            It’s no different than people putting ‘Dr’ in front of their name rather than expecting people who haven’t met them to just know how they prefer to be addressed.

          • McSwagg

            Using the appropriate pronouns is a matter of extending respect, much the same as properly pronouncing a person’s name (or at least making a sincere effort). If your name is “Steven Smith”, you’ve never encountered this issue of pronunciation. As someone with an unusual ethnic name that is rarely pronounced properly, I have some empathy toward people who are regularly misgendered, whether through malicious intent or unintentionally through assumptions or laziness. We all need to make the effort to extend respect to other people.

  • Bj Lincoln

    We are going! It’s going to take some planning but we should be able to go. I can’t wait to meet you all! The last National March was my first. I went alone and had never been part of something so big. I don’t have words to describe how amazing it all was.

  • John Ruff

    Woo hoo. I’ll be there! Since I live here.

    • FAEN

      Metro will be CRAZY!

      • John Ruff

        Good thing I never ride it.

  • Jerry

    I’ll be there…got a hotel on RI Ave between Logan and Scott Circles. Hadn’t seen any info about the march yet.

  • David Milley

    Going with my chorus (#PhilaGMC). See y’all there!

  • Art Davenport

    Sisters of Perpetual Indulgence from around the US will be attending . . . Sister Ursula Polari, Atlanta, GA, Abbey of the Flaming Sugarbakers

  • PeteLI

    I will be there. Train and hotel booked.

  • Grant

    My husband and I are going and taking our eldest niece who’s never been to a march. Very excited!

  • This Big Every Day!

    I wish this didn’t compete with Detroit’s Pride weekend. We would have gone to Washington instead. It would have been a more effective march on Washington if everyone could attend.

    • Roy Biv

      Agree.

      I actually find it highly irritating many big city Prides are all in June and not spread out over the summer even early fall.

      It’d give me a chance to do a lot more gay roadtrips!

  • Brendan Denehy

    We had planned to go but couldn’t find any information about it after the January announcement. We’ll have to see if we can pull things together. Wish it wasn’t on Boston Pride weekend.

  • AJayne

    Can’t afford a trip to DC – will contact The Center in Vegas to see if a march will happen here that day! (And if none is planned, will encourage it.)

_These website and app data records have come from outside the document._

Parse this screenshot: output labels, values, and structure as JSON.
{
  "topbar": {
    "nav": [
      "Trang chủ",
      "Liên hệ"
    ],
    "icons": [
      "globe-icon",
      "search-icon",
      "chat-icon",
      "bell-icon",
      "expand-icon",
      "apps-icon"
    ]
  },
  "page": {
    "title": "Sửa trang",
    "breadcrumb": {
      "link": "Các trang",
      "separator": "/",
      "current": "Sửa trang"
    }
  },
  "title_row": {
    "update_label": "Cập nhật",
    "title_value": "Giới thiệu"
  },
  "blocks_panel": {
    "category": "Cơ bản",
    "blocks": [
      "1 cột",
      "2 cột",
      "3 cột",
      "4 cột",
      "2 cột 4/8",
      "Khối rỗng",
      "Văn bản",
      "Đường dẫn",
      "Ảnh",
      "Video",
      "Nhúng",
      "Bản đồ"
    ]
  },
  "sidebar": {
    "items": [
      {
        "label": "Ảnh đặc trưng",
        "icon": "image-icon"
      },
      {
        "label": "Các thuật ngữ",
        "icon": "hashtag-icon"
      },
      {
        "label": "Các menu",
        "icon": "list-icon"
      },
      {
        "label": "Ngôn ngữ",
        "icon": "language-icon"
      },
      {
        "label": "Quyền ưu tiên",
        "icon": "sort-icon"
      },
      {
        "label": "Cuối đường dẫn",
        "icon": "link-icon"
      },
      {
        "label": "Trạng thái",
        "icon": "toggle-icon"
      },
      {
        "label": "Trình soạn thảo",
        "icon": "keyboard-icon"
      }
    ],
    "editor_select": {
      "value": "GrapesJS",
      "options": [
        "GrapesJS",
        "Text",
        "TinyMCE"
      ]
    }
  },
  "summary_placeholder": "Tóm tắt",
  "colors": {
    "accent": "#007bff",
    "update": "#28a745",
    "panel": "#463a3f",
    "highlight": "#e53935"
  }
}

    • McSwagg

      Same here, except I’m in Houston. Houston Pride is in late June with a day-time Festival and a night-time Parade (due to the heat and humidity). I’m assuming a local Equality Event will be part of the many events usually leading up to Pride Day.

  • CraigNJ

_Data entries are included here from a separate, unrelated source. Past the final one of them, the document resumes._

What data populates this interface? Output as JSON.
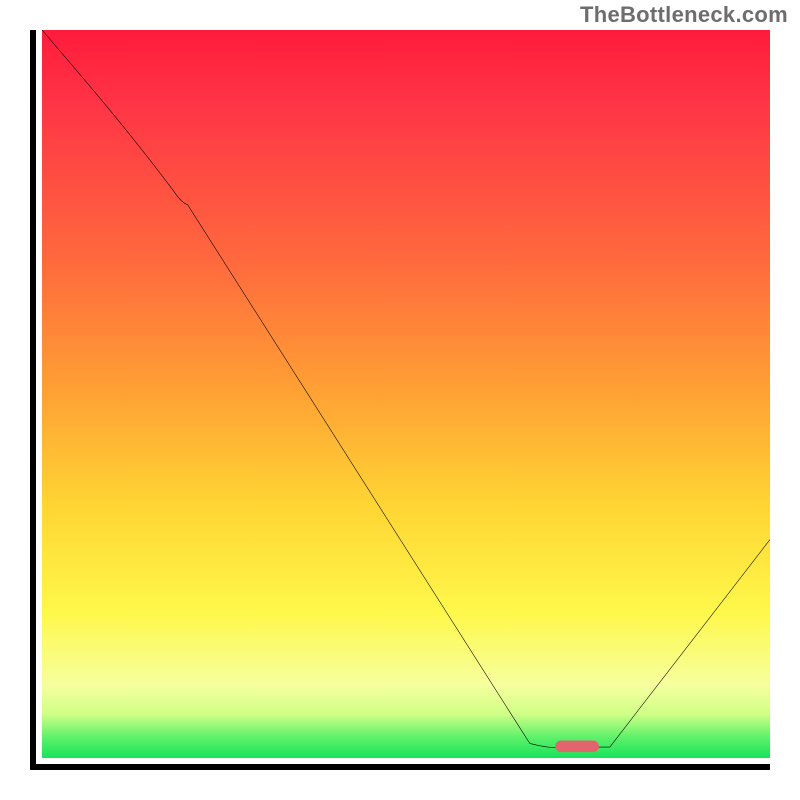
{
  "watermark": "TheBottleneck.com",
  "colors": {
    "frame": "#000000",
    "curve": "#000000",
    "marker": "#e2646c",
    "gradient_stops": [
      "#ff1b3c",
      "#ff3446",
      "#ff6a3d",
      "#ffa234",
      "#ffd433",
      "#fff84a",
      "#f6ff9e",
      "#cfff86",
      "#63f26b",
      "#16e35b"
    ]
  },
  "chart_data": {
    "type": "line",
    "title": "",
    "xlabel": "",
    "ylabel": "",
    "xlim": [
      0,
      100
    ],
    "ylim": [
      0,
      100
    ],
    "x": [
      0,
      18,
      20,
      67,
      75,
      78,
      100
    ],
    "values": [
      100,
      78,
      76,
      2,
      1.5,
      1.5,
      30
    ],
    "note": "Values estimated from pixels. High value (red) at left descending steeply, with a slight inflection ~x=19, reaching a flat trough near x≈72–78 at y≈1.5 (green band, near-zero bottleneck), then rising to ~30 at right edge.",
    "marker": {
      "shape": "rounded-bar",
      "x_center": 73.5,
      "y": 1.2,
      "width_x_units": 6,
      "color": "#e2646c"
    },
    "gradient_meaning": "Background color encodes y-value: red=high, green=low"
  }
}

    My husband and I are also going and we hope to meet up with my lesbian niece there.

  • dogdadny

    Book now. I just got an Express deal on price line. You only know the price and general vicinity until you book. For $82 for 3 ⭐️ How bad could it be? I got lucky Courtyard – 1900 Conn NW for Fri/Sat/Sun night!

  • Sean

    Over 250 thousand people showed up to the 2009 National Equality March on D.C. (I was one of them) & there was barely no promotion for it. Lets make this one bigger.

    https://www.youtube.com/watch?v=D2gHpXyoHGs&list=PL7E0C8B1F22514E86&index=8

  • Stevie Gsus

    My husband and I are from Detroit and booked a hotel along parade route the day it was announced.
    I don’t comment here much but have read everyday for over 9 years, this blog has the most intelligent commenters.
    I would love to come to a Joe My God meet up to hug the man and people that literally gave me the courage to come out late in life. It was truly because of reading this blog that I found that courage. Best blog and commenters EVER!